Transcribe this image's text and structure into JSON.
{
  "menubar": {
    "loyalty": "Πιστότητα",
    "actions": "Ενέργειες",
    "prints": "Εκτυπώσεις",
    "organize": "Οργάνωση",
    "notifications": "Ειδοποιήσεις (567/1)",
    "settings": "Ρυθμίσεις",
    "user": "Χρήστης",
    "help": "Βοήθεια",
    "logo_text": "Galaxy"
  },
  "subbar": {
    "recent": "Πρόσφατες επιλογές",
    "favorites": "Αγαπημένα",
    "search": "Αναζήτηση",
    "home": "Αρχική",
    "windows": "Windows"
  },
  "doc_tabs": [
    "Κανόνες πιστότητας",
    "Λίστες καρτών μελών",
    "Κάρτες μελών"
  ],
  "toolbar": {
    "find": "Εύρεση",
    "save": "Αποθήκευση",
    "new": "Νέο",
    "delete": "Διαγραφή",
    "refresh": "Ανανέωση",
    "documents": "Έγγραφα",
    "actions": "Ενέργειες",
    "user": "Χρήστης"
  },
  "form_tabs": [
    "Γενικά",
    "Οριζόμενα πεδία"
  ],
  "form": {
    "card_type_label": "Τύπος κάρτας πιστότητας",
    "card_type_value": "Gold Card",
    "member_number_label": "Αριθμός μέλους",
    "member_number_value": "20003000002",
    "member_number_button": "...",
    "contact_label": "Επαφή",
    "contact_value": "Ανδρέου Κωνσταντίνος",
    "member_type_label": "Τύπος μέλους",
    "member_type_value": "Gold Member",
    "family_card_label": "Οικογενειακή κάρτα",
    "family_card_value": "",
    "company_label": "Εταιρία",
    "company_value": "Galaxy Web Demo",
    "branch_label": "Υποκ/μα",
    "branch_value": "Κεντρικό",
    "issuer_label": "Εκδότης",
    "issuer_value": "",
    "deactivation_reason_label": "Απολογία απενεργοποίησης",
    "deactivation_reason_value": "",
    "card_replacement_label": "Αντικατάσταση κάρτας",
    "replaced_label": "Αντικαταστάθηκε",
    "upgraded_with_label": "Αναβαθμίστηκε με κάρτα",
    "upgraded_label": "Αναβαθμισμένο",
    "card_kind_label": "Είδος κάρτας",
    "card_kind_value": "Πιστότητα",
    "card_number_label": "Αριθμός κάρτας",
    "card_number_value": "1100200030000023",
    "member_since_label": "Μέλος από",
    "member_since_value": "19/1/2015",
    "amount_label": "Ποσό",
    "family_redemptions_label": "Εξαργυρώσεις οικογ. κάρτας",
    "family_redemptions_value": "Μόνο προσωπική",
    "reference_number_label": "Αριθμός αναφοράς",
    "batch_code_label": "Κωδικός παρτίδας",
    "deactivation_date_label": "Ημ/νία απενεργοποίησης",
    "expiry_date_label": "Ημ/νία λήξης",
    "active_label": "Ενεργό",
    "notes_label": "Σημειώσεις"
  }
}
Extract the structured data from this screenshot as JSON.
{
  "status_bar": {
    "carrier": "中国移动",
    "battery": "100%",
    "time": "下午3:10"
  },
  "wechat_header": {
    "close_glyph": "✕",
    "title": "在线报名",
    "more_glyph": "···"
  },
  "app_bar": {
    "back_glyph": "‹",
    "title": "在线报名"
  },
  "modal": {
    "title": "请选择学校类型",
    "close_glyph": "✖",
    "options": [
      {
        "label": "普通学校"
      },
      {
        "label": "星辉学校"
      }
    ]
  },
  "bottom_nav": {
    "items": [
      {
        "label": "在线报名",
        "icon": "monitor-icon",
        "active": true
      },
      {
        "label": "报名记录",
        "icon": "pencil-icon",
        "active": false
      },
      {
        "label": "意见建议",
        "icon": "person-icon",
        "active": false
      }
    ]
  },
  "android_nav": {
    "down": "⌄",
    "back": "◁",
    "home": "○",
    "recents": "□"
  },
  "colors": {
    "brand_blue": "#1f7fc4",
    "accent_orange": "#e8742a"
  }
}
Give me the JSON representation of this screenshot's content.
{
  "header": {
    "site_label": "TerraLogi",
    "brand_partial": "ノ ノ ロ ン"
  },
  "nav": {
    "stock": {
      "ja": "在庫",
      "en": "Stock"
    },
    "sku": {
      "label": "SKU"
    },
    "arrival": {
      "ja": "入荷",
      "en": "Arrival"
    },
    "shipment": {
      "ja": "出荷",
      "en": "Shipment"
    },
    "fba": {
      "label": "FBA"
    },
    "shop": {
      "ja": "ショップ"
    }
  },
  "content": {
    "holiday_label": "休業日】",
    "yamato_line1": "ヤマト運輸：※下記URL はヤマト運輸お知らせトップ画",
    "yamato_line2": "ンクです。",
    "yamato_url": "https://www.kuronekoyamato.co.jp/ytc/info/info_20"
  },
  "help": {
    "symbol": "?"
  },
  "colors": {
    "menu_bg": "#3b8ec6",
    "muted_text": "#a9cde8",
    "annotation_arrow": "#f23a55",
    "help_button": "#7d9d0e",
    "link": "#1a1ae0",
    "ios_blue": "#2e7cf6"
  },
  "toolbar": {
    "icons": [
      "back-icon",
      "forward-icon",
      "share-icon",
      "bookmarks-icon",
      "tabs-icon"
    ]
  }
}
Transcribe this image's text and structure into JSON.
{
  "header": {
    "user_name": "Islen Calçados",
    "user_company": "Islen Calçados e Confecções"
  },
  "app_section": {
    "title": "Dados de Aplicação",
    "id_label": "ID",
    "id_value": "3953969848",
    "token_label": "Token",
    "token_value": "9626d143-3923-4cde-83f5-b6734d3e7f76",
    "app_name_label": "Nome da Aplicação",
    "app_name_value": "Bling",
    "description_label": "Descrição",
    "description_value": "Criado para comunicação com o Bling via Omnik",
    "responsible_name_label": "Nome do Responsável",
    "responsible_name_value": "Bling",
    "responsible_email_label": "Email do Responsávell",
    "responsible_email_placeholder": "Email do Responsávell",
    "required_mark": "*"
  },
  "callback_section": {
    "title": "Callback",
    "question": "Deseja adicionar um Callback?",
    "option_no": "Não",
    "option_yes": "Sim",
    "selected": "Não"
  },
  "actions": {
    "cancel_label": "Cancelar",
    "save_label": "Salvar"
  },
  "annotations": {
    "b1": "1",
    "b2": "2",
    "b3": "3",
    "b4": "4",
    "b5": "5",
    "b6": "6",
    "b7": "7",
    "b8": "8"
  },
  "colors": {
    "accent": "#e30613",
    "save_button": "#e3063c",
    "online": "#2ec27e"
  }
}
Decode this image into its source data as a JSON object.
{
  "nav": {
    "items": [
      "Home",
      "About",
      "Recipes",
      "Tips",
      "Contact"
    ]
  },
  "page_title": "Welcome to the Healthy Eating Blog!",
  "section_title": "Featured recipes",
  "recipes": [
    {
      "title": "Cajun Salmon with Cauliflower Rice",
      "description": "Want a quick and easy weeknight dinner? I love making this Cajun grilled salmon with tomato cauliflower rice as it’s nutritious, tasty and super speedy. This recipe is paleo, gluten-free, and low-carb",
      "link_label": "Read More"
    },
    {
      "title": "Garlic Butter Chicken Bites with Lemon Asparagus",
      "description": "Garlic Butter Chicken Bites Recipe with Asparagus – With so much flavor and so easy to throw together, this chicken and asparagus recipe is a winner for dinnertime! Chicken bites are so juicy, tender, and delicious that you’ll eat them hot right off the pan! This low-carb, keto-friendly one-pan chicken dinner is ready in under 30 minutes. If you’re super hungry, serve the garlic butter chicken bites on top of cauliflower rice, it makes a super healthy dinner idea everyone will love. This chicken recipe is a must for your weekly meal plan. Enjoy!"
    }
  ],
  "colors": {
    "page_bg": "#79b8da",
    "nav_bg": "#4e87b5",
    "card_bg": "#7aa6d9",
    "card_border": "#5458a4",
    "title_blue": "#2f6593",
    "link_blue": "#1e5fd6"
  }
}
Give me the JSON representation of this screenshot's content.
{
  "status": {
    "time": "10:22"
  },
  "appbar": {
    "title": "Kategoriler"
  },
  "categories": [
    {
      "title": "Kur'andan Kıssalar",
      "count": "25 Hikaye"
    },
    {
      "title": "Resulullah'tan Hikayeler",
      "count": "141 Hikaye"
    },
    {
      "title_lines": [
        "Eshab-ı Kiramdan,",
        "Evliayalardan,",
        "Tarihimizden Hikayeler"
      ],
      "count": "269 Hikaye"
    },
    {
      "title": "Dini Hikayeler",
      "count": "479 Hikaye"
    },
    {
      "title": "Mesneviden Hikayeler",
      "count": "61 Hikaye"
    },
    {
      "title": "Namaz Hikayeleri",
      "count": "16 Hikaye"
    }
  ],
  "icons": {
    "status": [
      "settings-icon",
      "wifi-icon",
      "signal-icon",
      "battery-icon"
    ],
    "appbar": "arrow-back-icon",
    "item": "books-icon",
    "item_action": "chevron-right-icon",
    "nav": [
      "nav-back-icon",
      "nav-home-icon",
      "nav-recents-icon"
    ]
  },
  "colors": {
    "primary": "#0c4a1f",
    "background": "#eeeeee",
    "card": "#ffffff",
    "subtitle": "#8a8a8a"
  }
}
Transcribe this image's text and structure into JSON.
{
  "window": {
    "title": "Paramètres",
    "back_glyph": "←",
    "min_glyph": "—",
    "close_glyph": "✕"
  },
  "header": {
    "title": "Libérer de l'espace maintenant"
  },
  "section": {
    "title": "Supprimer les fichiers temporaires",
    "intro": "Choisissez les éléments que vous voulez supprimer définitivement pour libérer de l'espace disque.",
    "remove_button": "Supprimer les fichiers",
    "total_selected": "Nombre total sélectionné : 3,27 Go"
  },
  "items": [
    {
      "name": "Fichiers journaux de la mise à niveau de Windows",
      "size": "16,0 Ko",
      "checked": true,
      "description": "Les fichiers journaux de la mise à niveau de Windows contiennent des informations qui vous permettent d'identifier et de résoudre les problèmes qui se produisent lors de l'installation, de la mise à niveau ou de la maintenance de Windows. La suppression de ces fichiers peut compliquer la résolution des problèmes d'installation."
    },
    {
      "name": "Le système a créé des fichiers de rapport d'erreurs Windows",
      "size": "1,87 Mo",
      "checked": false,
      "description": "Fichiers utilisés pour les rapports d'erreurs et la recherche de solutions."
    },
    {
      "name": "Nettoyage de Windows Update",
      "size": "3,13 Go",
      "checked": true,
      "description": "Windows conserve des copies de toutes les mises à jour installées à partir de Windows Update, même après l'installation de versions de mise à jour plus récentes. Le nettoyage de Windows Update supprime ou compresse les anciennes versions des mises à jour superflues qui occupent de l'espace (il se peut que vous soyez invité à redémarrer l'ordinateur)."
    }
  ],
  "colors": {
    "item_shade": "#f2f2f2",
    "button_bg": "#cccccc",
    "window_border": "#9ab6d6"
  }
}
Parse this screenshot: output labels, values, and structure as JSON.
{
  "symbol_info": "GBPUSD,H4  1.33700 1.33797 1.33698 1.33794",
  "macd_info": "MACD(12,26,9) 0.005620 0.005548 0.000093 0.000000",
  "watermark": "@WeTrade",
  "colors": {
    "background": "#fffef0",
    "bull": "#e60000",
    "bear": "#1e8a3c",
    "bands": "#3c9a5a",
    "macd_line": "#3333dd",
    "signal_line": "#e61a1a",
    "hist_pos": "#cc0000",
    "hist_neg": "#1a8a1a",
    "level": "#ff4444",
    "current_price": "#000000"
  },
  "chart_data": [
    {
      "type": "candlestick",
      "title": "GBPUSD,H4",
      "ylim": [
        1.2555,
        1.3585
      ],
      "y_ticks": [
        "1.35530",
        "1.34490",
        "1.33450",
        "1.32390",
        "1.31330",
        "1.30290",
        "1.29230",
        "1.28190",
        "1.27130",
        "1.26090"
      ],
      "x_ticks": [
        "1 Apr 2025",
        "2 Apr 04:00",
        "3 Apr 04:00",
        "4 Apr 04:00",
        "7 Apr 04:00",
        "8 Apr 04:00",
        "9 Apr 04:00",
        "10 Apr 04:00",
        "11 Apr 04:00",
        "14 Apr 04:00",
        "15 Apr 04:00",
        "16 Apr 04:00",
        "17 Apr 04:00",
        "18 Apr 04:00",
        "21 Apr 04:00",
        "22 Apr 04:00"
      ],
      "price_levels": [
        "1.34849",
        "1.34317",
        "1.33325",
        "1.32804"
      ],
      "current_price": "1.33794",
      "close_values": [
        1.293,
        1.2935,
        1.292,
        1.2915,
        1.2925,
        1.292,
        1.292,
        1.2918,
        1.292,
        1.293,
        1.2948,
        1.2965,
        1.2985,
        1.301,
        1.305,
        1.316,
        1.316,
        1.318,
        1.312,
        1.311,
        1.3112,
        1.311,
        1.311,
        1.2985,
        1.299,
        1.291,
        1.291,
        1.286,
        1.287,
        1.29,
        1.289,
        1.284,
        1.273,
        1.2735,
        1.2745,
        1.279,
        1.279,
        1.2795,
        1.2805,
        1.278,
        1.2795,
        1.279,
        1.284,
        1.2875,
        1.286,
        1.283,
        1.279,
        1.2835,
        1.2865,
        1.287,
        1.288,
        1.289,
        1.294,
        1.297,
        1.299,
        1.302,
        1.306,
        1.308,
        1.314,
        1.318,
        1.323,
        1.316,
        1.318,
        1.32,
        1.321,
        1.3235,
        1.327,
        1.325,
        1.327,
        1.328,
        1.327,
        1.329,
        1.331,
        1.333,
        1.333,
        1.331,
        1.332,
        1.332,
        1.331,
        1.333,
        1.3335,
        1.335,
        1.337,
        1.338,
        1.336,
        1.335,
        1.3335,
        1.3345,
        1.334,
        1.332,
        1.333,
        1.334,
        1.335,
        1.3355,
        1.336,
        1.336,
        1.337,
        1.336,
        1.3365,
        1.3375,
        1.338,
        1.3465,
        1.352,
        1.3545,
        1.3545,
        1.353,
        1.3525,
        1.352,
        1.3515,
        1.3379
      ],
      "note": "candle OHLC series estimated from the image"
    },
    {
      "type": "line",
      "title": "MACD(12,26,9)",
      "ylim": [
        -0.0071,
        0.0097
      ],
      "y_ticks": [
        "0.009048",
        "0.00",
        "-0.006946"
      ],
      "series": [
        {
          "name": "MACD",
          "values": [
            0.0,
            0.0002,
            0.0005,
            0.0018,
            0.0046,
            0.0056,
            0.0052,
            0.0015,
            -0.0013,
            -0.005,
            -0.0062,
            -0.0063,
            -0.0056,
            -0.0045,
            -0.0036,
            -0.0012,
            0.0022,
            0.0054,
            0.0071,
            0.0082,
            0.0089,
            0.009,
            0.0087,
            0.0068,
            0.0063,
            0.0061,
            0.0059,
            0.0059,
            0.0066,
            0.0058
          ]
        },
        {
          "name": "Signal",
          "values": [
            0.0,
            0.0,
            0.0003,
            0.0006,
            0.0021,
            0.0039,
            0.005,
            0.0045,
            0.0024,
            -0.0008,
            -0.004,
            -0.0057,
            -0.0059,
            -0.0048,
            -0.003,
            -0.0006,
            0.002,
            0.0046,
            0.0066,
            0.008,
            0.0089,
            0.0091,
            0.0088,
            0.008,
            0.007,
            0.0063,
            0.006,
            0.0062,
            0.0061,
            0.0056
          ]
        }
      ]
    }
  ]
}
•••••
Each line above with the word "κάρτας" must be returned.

    "card_type_label": "Τύπος κάρτας πιστότητας",
    "card_replacement_label": "Αντικατάσταση κάρτας",
    "card_kind_label": "Είδος κάρτας",
    "card_number_label": "Αριθμός κάρτας",
    "family_redemptions_label": "Εξαργυρώσεις οικογ. κάρτας",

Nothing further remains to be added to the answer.